Listed entries:
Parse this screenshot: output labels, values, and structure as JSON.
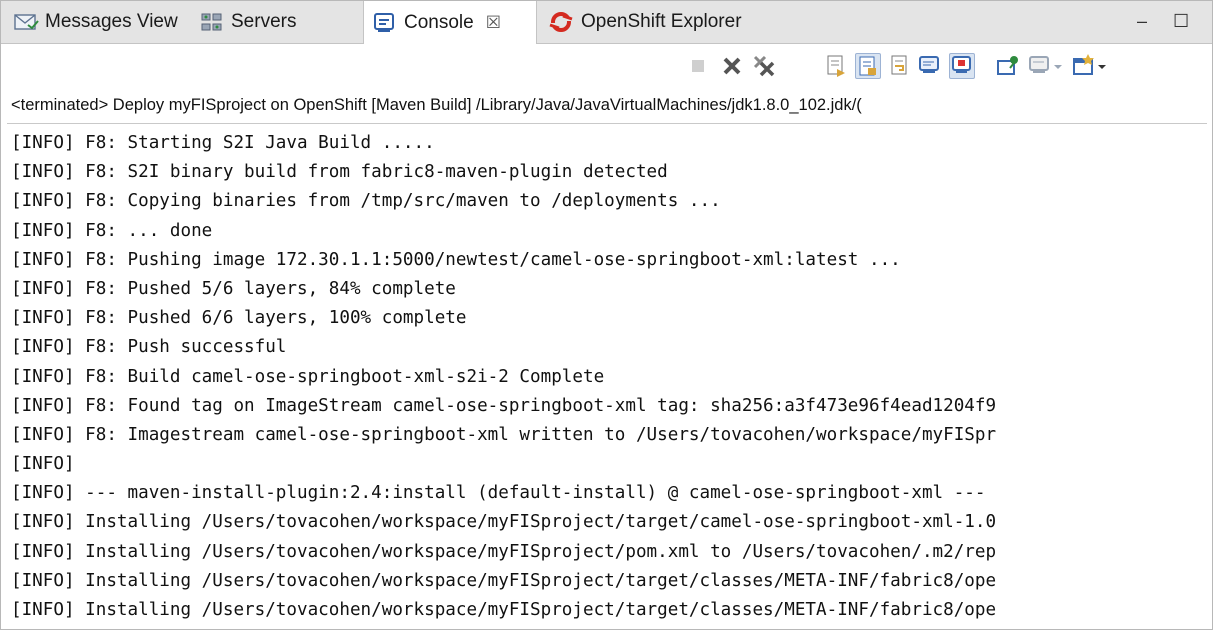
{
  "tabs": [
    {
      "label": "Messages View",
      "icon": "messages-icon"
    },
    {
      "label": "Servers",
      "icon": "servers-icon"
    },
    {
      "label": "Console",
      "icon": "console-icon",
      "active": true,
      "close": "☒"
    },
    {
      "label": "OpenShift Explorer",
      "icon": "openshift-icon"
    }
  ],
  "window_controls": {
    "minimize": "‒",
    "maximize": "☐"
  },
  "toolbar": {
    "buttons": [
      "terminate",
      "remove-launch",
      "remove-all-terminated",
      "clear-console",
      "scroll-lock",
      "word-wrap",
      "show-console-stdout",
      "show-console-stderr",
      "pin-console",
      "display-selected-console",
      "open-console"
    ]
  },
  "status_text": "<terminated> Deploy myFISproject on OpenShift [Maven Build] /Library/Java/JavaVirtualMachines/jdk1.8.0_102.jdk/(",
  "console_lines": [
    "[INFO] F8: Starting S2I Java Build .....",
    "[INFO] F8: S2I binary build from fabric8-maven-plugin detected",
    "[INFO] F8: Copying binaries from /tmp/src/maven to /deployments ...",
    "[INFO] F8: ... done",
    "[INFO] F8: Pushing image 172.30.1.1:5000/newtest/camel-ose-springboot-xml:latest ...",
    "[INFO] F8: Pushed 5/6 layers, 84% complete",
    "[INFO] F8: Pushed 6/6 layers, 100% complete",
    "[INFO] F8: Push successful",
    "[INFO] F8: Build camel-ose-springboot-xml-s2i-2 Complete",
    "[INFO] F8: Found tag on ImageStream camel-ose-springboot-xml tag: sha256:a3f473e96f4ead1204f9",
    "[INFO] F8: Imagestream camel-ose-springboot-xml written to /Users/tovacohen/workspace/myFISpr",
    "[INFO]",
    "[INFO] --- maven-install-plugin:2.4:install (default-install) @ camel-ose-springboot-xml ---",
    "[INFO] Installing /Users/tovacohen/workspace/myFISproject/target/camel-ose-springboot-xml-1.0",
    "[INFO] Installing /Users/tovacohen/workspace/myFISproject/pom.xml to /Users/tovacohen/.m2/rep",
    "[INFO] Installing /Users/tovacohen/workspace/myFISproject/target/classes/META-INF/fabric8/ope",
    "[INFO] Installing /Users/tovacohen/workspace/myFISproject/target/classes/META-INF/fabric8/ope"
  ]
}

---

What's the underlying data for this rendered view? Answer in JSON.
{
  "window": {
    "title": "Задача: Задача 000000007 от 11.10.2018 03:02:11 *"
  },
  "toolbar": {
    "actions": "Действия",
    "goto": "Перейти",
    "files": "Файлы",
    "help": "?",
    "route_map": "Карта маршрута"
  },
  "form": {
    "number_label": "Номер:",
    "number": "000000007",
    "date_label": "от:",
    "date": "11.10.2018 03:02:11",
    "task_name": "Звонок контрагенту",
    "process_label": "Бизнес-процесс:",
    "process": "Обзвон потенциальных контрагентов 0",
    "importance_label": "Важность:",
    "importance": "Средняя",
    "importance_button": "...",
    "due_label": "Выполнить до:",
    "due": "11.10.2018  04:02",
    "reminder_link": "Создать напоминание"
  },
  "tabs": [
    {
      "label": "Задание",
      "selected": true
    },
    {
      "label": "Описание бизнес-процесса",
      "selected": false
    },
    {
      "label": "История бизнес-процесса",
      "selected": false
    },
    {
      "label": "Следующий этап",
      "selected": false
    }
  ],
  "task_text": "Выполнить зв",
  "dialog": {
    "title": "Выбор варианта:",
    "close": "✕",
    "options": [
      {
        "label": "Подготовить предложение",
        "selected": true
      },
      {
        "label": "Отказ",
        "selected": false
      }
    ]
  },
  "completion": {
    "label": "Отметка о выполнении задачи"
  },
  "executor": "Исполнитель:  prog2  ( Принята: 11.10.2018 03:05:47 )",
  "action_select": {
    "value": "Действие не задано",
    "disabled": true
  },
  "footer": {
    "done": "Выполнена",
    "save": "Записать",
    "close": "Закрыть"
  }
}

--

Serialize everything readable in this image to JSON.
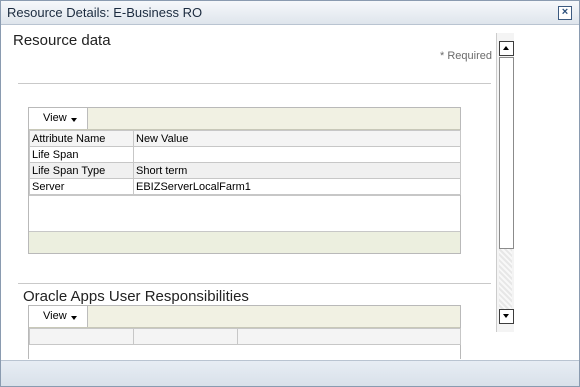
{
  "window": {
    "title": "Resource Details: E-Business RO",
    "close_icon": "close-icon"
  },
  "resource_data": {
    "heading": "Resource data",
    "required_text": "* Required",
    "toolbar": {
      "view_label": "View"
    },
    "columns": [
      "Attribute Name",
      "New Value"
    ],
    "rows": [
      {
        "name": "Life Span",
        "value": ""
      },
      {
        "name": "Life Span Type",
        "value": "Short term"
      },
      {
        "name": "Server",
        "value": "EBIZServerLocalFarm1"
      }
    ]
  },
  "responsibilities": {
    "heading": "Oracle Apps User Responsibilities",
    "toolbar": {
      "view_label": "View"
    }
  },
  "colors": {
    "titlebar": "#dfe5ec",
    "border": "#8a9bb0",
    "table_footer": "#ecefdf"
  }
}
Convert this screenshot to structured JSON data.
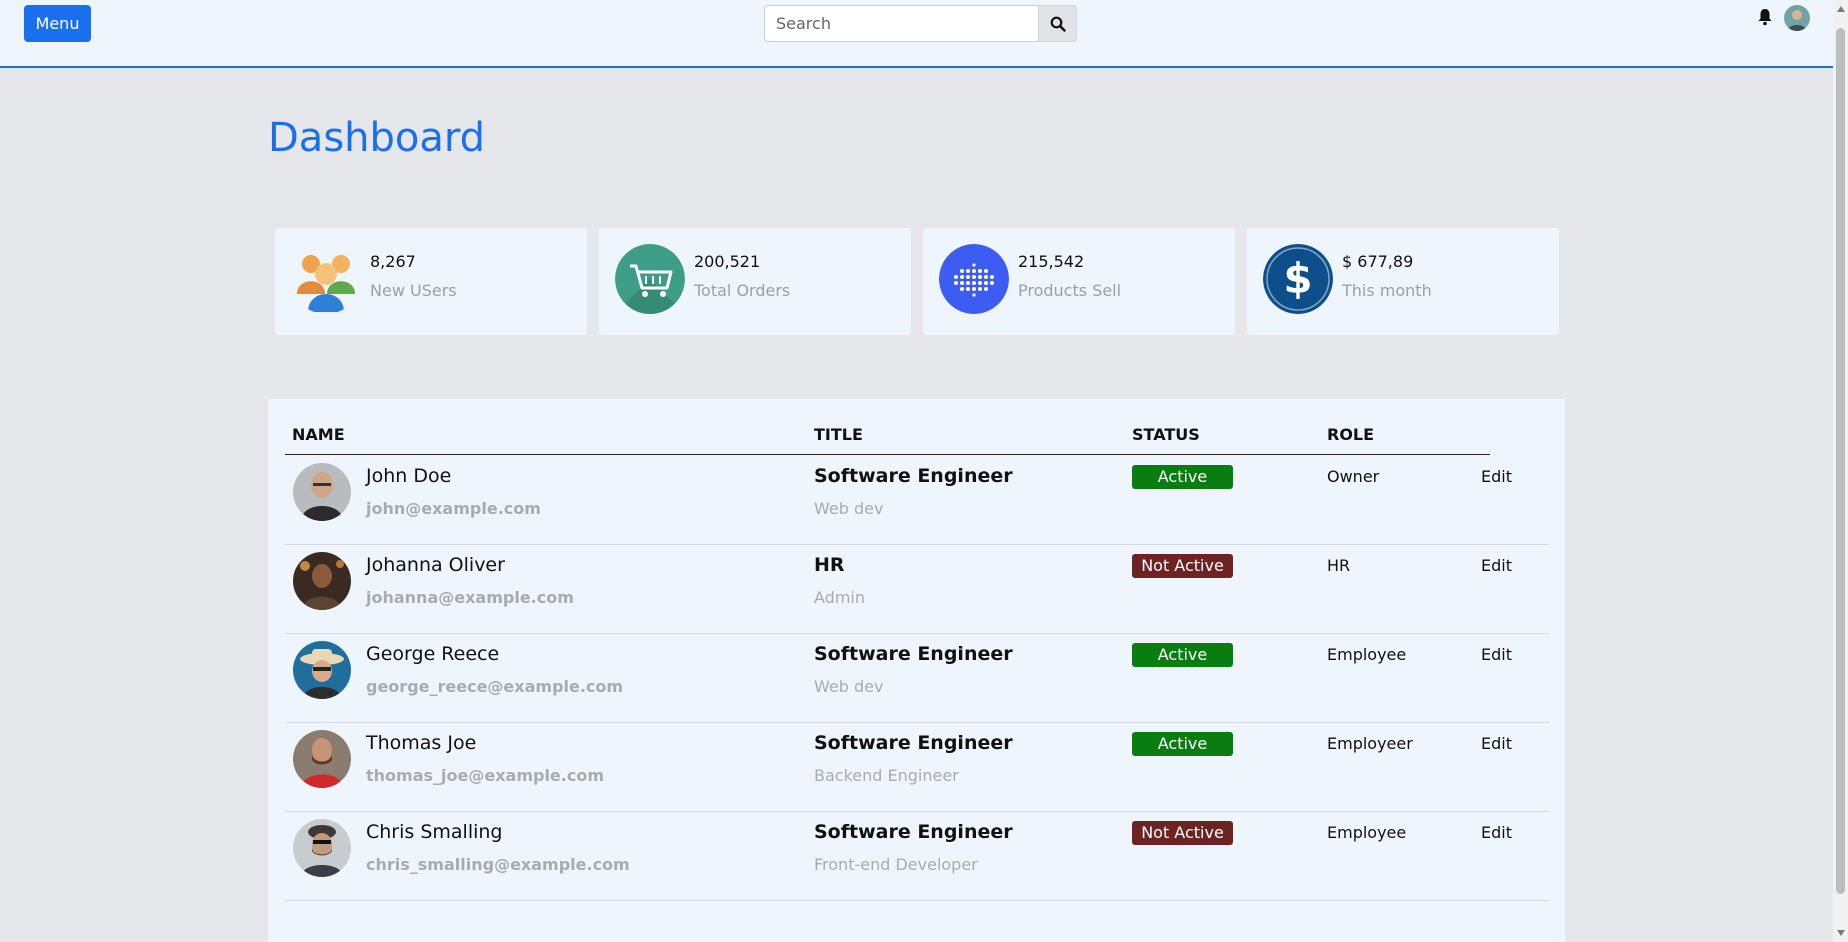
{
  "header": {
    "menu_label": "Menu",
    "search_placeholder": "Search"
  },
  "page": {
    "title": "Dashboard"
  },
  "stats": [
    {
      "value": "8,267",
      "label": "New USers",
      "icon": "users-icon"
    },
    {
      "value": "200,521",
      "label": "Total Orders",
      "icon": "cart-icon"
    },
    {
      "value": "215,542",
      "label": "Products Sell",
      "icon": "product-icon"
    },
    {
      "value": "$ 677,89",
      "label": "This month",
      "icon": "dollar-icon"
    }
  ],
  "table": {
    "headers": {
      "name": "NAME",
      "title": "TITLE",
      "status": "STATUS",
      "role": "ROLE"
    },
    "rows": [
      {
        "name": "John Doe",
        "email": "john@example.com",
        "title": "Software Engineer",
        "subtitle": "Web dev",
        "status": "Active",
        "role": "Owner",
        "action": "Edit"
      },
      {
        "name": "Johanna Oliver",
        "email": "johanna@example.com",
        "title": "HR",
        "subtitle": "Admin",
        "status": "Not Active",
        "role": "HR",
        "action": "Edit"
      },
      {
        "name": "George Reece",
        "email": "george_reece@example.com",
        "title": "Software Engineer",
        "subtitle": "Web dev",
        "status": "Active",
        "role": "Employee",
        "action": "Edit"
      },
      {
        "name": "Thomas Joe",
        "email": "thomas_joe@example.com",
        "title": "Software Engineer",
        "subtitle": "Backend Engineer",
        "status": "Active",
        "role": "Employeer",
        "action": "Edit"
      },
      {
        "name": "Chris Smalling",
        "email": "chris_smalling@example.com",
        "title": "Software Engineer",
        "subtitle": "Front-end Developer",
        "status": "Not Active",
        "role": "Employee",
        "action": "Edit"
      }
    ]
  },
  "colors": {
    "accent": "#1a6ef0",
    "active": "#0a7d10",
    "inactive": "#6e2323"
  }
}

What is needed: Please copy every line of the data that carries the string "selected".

Completed task:
      "display-selected-console",
      "selected": true
      "selected": false
      "selected": false
      "selected": false
        "selected": true
        "selected": false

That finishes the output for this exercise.